[Data records for software interfaces]

[Start of section]

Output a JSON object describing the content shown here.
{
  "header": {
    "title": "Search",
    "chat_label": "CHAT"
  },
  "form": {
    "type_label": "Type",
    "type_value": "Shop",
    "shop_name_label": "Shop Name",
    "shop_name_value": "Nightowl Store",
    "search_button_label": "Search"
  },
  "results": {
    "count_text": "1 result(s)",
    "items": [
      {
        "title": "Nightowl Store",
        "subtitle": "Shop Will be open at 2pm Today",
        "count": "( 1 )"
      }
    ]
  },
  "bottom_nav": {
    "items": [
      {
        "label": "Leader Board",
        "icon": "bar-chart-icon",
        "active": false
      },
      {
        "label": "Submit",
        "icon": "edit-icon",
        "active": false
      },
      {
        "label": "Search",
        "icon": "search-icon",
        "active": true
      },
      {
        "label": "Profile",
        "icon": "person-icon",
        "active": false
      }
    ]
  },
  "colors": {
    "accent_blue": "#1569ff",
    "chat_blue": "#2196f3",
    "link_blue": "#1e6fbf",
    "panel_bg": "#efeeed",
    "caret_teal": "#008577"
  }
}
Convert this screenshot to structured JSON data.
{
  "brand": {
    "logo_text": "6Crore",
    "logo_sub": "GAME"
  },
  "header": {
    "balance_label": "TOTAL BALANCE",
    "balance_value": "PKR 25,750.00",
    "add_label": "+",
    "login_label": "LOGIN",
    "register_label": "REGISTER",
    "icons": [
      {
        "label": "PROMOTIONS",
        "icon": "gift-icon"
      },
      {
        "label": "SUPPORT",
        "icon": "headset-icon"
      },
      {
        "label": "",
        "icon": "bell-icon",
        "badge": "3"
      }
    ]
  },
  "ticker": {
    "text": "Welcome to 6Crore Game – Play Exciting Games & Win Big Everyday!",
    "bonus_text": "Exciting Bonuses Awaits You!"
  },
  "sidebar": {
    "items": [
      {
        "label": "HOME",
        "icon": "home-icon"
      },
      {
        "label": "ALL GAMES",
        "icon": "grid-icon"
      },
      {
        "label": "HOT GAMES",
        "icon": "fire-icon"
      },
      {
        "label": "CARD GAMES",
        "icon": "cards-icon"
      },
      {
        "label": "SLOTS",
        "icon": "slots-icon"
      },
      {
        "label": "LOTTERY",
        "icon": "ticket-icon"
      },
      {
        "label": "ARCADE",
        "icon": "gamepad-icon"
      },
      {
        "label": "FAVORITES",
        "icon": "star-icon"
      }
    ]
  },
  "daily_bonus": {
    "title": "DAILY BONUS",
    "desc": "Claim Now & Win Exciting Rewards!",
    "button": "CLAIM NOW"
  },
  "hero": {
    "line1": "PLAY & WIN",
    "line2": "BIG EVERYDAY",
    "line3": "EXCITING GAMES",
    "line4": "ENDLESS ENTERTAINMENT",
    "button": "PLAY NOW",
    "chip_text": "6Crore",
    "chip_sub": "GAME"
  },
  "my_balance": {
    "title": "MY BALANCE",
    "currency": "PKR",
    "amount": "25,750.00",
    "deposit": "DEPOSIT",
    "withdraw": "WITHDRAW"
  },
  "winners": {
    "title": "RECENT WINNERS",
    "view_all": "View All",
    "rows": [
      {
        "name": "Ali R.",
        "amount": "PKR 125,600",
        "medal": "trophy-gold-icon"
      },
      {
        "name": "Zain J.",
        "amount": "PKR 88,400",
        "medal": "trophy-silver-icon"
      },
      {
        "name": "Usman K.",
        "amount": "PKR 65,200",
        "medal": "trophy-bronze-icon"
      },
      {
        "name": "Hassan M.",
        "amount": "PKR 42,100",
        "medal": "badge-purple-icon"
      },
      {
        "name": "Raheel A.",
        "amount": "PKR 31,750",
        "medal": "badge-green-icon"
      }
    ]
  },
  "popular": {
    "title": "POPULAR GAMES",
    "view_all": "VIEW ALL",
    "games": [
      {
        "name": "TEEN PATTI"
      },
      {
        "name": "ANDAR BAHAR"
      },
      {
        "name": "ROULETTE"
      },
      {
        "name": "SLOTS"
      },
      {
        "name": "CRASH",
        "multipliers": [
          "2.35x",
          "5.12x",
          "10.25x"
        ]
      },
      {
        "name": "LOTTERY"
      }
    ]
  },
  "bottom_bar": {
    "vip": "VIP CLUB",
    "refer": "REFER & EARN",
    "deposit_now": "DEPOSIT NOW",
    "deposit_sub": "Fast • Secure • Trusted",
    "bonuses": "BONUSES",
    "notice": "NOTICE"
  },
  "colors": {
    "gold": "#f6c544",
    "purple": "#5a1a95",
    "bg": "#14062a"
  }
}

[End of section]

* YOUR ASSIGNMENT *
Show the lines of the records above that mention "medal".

* FINAL ANSWER *
        "medal": "trophy-gold-icon"
        "medal": "trophy-silver-icon"
        "medal": "trophy-bronze-icon"
        "medal": "badge-purple-icon"
        "medal": "badge-green-icon"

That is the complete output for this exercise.